Exploration of a Racially Diverse Sample of Nursing Students Satisfaction, Self-efficacy, and Perceptions of Simulation Using Racially Diverse Manikins
Crystal Graham, PhD, RN, CHSE; Cynthia Foronda, PhD, RN, CNE, CHSE, ANEF
- Sigma Affiliation
- Contributor Affiliation(s)
- International Nursing Association for Clinical Simulation and Learning (INACSL)
Visits vs Downloads
Visitors - World Map
Top Visiting Countries
Top Visiting Cities
Visits (last 6 months)
Downloads (last 6 months)
Popular Works for Graham, Crystal by View
Popular Works for Graham, Crystal by Download
Background: The 2014 NCSBN study identified that the largest number of minority students were randomized to and withdrew from the 50% simulation group. These findings are significant as there is a paucity of research examining if race is a demographic characteristic that influences outcomes in simulation.
Objective: The study purpose was to explore potential trends of differences in self-efficacy, satisfaction, and perceptions of a racially diverse sample of students using racially diverse manikins in simulation.
Methods: An explanatory mixed methods design using a comparative group approach and focus groups was used in order to more deeply understand the students’ experiences.
Results: Change in self-efficacy scores (SES) were statistically significant for the entire sample (p < .001). There were no significant differences in change in SES by student or manikin race. Overall, satisfaction scores were not statistically significant. Qualitative findings identified that multiple level groups in simulation lessened the perceived racial divide and that the presence of minority faculty created a sense of belongingness for the minority participants. In addition, qualitative findings identified that the use of diverse manikins provided students with the opportunity to practice caring for patients that are representative of the current population.
Conclusion: Results of this study highlight the need for further research that will determine if a relationship exists between race, of both students and manikins, as a demographic characteristic and nursing student outcomes. In addition, further research is needed to determine if there is a perceived stereotype threat of participants that influences outcomes in simulation.
|Review Type||Abstract Review Only: Reviewed by Event Host|
All rights reserved by the author(s) and/or publisher(s) listed in this item record unless relinquished in whole or part by a rights notation or a Creative Commons License present in this item record.
All permission requests should be directed accordingly and not to the Sigma Repository.
All submitting authors or publishers have affirmed that when using material in their work where they do not own copyright, they have obtained permission of the copyright holder prior to submission and the rights holder has been acknowledged as necessary.
Showing items related by title, author, creator and subjects.

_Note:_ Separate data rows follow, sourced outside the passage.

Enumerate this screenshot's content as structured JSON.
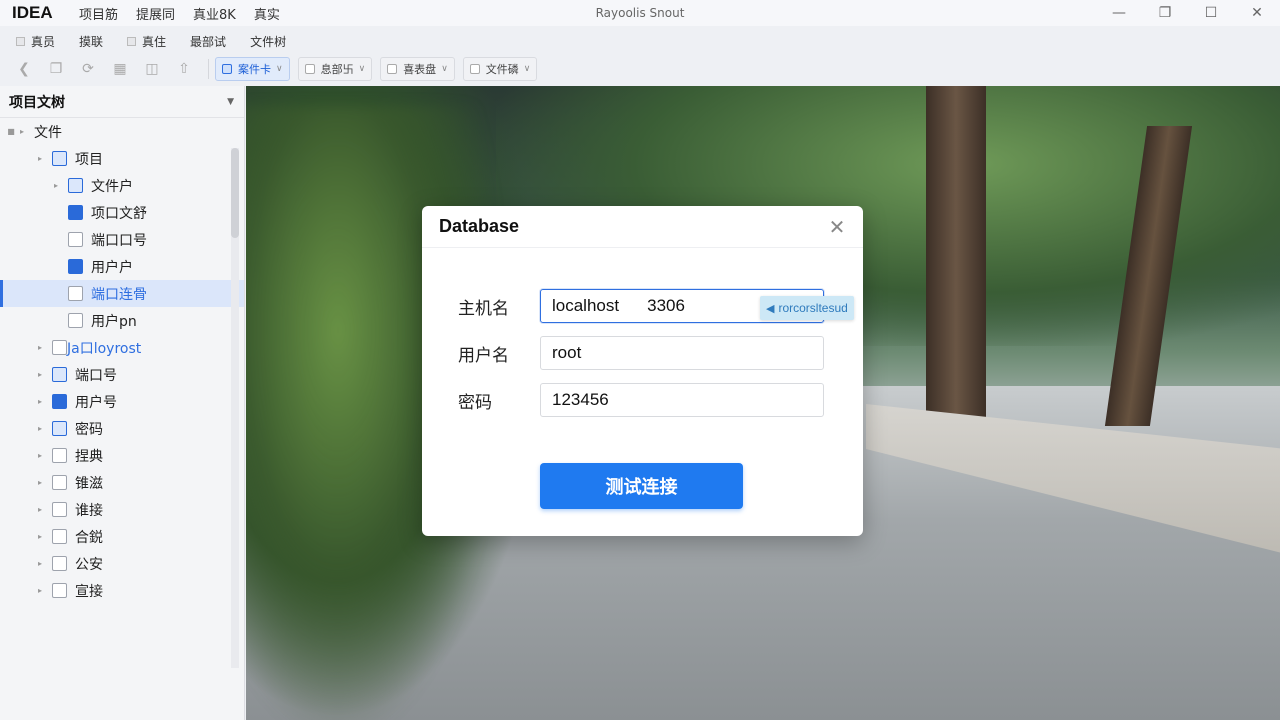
{
  "titlebar": {
    "app_name": "IDEA",
    "menu": [
      "项目筋",
      "提展同",
      "真业8K",
      "真实"
    ],
    "window_title": "Rayoolis Snout",
    "controls": [
      "minimize-icon",
      "restore-icon",
      "maximize-icon",
      "close-icon"
    ]
  },
  "menubar": {
    "items": [
      "真员",
      "摸联",
      "真住",
      "最部试",
      "文件树"
    ]
  },
  "toolbar": {
    "dropdowns": [
      {
        "label": "案件卡",
        "active": true
      },
      {
        "label": "息部卐",
        "active": false
      },
      {
        "label": "喜表盘",
        "active": false
      },
      {
        "label": "文件磷",
        "active": false
      }
    ]
  },
  "sidebar": {
    "title": "项目文树",
    "tree": [
      {
        "label": "文件",
        "level": 0
      },
      {
        "label": "项目",
        "level": 1
      },
      {
        "label": "文件户",
        "level": 2
      },
      {
        "label": "项口文舒",
        "level": 2
      },
      {
        "label": "端口口号",
        "level": 2
      },
      {
        "label": "用户户",
        "level": 2
      },
      {
        "label": "端口连骨",
        "level": 2,
        "selected": true
      },
      {
        "label": "用户pn",
        "level": 2
      },
      {
        "label": "Ja口loyrost",
        "level": 1
      },
      {
        "label": "端口号",
        "level": 1
      },
      {
        "label": "用户号",
        "level": 1
      },
      {
        "label": "密码",
        "level": 1
      },
      {
        "label": "捏典",
        "level": 1
      },
      {
        "label": "锥滋",
        "level": 1
      },
      {
        "label": "谁接",
        "level": 1
      },
      {
        "label": "合鋭",
        "level": 1
      },
      {
        "label": "公安",
        "level": 1
      },
      {
        "label": "宣接",
        "level": 1
      }
    ]
  },
  "dialog": {
    "title": "Database",
    "host_label": "主机名",
    "host_value": "localhost",
    "port_value": "3306",
    "user_label": "用户名",
    "user_value": "root",
    "password_label": "密码",
    "password_value": "123456",
    "test_button": "测试连接",
    "autocomplete": "rorcorsltesud"
  },
  "colors": {
    "accent": "#1f7af0",
    "selection": "#dbe6fa"
  }
}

Foronda, Cynthia L.; Swoboda, Sandra; Sullivan, Nancy; Kamau, Emma; Hudson, Krysia Warren (2017-08-17)Background: Virtual simulation is being trialed in schools of nursing with limited evidence about its impact on student learning outcomes. Aim: The aim of this study was to explore pre-licensure students’ learning ...
Self-directed simulation: Examining self-efficacy in nursing students using innovative video strategies Mattox, Kristen L.Psychomotor nursing skills are a fundamental part of curricula for all schools of nursing no matter the degree level of the program. Demands placed on schools to produce a generalist nurse with the ability to safely practice ...
Perceptions and Writing Experiences of Nursing Students: A Mixed Methods Exploration of Writing Self-Efficacy Sprenger, Lori (2016-03-17)Session presented on Thursday, July 23, 2015: Perceptions and Writing Experiences of Nursing Students: A Mixed Methods Exploration of Writing Self-Efficacy Purpose: The investigated research problem was the need to identify ...
Validating nursing students’ self-efficacy ratings and urinary catheterization skills using simulation and iPad video debriefing Kiernan, Llynne C.; Wood, Jessica L.; Olsen, Darlene M.The aim of this study was to validate the level of understanding of senior-level nursing students of their self-efficacy by completing the Clinical Skills Self-Efficacy Scale (CSES), deliberate practice in the skills ...
Using a disaster-based simulation with senior nursing students to impact self-efficacy in clinical decision-making Savory, Jacqueline (2018-04-02)Clinical decision-making is crucial for nurses in today’s complex healthcare system. New graduates must be prepared to make the right management decisions for patients. Learn how a disaster based live patient simulation ...